“Where I lived, skating was what you did,” he said, describing the scene at the neighborhood playground where he first encountered speedskaters racing during the winter months. “I knew it was what I wanted do,” he adds.
Despite skating recreationally, Manfredi never thought much about competing until his late 30s. When he arrived in Vermont, he joined up with the Green Mountain Speedskating Club, which was formed in Stowe in the late 1970s.
Manfredi frequently traveled to Stowe to skate, and eventually over to Saratoga Springs, N.Y., where he spent a lot time honing his skills with the Saratoga Winter Club.
“They taught how me to skate,” he said of the historic club, which traces its roots back to the 1880s.
Equipped with these skills, Manfredi started coaching back in Vermont. It was through coaching that he first got the itch for competition. While at a competition in 1988, a student he was coaching pulled him onto the ice for an exhibition race. From then on, he has been a regular on the competitive speedskating circuit.
And occasionally, he tears it up. In 1996, Manfredi placed 18th in the world for his age class at the World Masters Speedskating Games in Ste. Foy, Quebec.
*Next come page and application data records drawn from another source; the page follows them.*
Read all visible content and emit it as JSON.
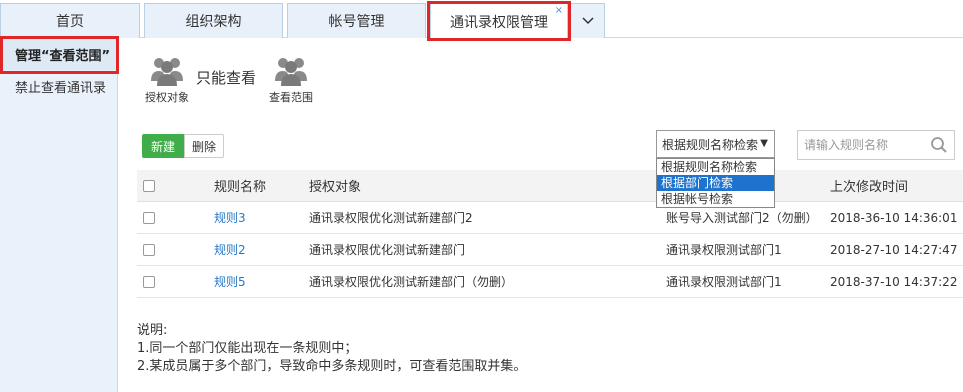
{
  "tabs": [
    {
      "label": "首页"
    },
    {
      "label": "组织架构"
    },
    {
      "label": "帐号管理"
    },
    {
      "label": "通讯录权限管理",
      "close": "×"
    }
  ],
  "tab_more_icon": "chevron-down-icon",
  "sidebar": {
    "items": [
      {
        "label": "管理“查看范围”"
      },
      {
        "label": "禁止查看通讯录"
      }
    ]
  },
  "header": {
    "grantee_label": "授权对象",
    "only_view": "只能查看",
    "scope_label": "查看范围"
  },
  "toolbar": {
    "new_label": "新建",
    "delete_label": "删除"
  },
  "search_type": {
    "selected": "根据规则名称检索",
    "options": [
      "根据规则名称检索",
      "根据部门检索",
      "根据帐号检索"
    ],
    "highlighted_index": 1
  },
  "search": {
    "placeholder": "请输入规则名称"
  },
  "table": {
    "columns": [
      "规则名称",
      "授权对象",
      "",
      "上次修改时间"
    ],
    "rows": [
      {
        "name": "规则3",
        "grantee": "通讯录权限优化测试新建部门2",
        "scope": "账号导入测试部门2（勿删）",
        "time": "2018-36-10 14:36:01"
      },
      {
        "name": "规则2",
        "grantee": "通讯录权限优化测试新建部门",
        "scope": "通讯录权限测试部门1",
        "time": "2018-27-10 14:27:47"
      },
      {
        "name": "规则5",
        "grantee": "通讯录权限优化测试新建部门（勿删）",
        "scope": "通讯录权限测试部门1",
        "time": "2018-37-10 14:37:22"
      }
    ]
  },
  "notes": {
    "title": "说明:",
    "line1": "1.同一个部门仅能出现在一条规则中；",
    "line2": "2.某成员属于多个部门，导致命中多条规则时，可查看范围取并集。"
  },
  "colors": {
    "accent_green": "#3fae49",
    "link_blue": "#2a78c9",
    "highlight_red": "#e02727",
    "sidebar_bg": "#e9f2fa"
  }
}
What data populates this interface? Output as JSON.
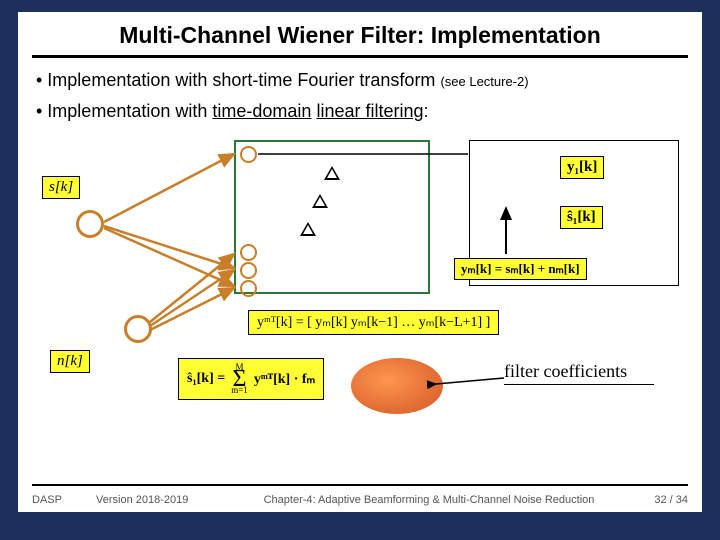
{
  "title": "Multi-Channel Wiener Filter: Implementation",
  "bullets": {
    "b1_main": "• Implementation with short-time Fourier transform ",
    "b1_note": "(see Lecture-2)",
    "b2_prefix": "• Implementation with ",
    "b2_u1": "time-domain",
    "b2_mid": " ",
    "b2_u2": "linear filtering",
    "b2_suffix": ":"
  },
  "labels": {
    "s_k": "s[k]",
    "n_k": "n[k]",
    "y1_k": "y₁[k]",
    "s1hat_k": "ŝ₁[k]",
    "ym_eq": "yₘ[k] = sₘ[k] + nₘ[k]",
    "vec_def": "yᵐᵀ[k] = [ yₘ[k]  yₘ[k−1]  …  yₘ[k−L+1] ]",
    "sum_lhs": "ŝ₁[k] =",
    "sum_sym": "Σ",
    "sum_upper": "M",
    "sum_lower": "m=1",
    "sum_rhs": "yᵐᵀ[k] · fₘ",
    "filter_label": "filter coefficients"
  },
  "footer": {
    "f1": "DASP",
    "f2": "Version 2018-2019",
    "f3": "Chapter-4: Adaptive Beamforming & Multi-Channel Noise Reduction",
    "f4": "32 / 34"
  }
}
Then in 2000, he took the bronze at the International Masters’ Long Track Speedskating Championship in Milwaukee, and placed fourth in North America at another competition in Lake Placid.
The hits keep on rolling. Last month, Manfredi traveled to the Petit National Ice Center in Milwaukee to compete once again in the Masters’ Championship where he skated in 10 races, and placed fifth overall for his class, ages 60-65.
Despite the impressive showing, Manfredi remains critical of his technique.
“I had some bad starts,” he said of his performance. Nonetheless, he skated his personal best – 1:50 in the 1,000 meters.
The competition behind him, Manfredi now returns to coaching. He instructs skaters twice a week at Spartan Arena, where he attempts to make the sport accessible and enjoyable, especially to the younger members of the club who can get easily discouraged. Manfredi tries to make practices fun. He works to help skaters develop skills, without them realizing they are doing so, through games and contests.
“It’s not easy,” he said of the sport’s technical demands. “All the speed and power comes from technique and practice. It takes time, and a lot of people don’t stick with it.”
As we sit in the conference room, I notice the rink is beginning to fill up with bodies. Manfredi tells me that it’s a Rutland High School physical education class. Our conversation turns to the arena. Manfredi’s outlook is positive.
“It’s been a great transition,” he said the facility’s recent purchase by Castleton State College. “It’s a godsend to have them behind the rink.”
Looking forward, he is optimistic that the college will continue to maximize the space. While there are a number of opportunities available, Manfredi likes to think big.
“I’d like to see a 400-meter oval here someday,” he said enthusiastically. This may seem like a pipe dream, but Manfredi asserts that it’s not that far off.
“There’s no place to practice long track indoors on the East Coast,” he explains. While Lake Placid offers an outdoor oval, Manfredi notes that the uncontrollable weather conditions prevent skaters from training optimally. Right now, you have to travel to the Midwest to find an indoor oval.
Building on this vision, Manfredi imagines an eventual junior Olympic training center. Pie in the sky? Maybe, but in a community that is struggling to define itself, a home for elite winter athletes could be a very beneficial and viable niche.
Thinking bigger still, Manfredi foresees a facility such as this playing a key role if the Winter Olympics ever return to this region. Manfredi snaps out of the daydream.
“Probably not in my lifetime, though,” he said with a laugh.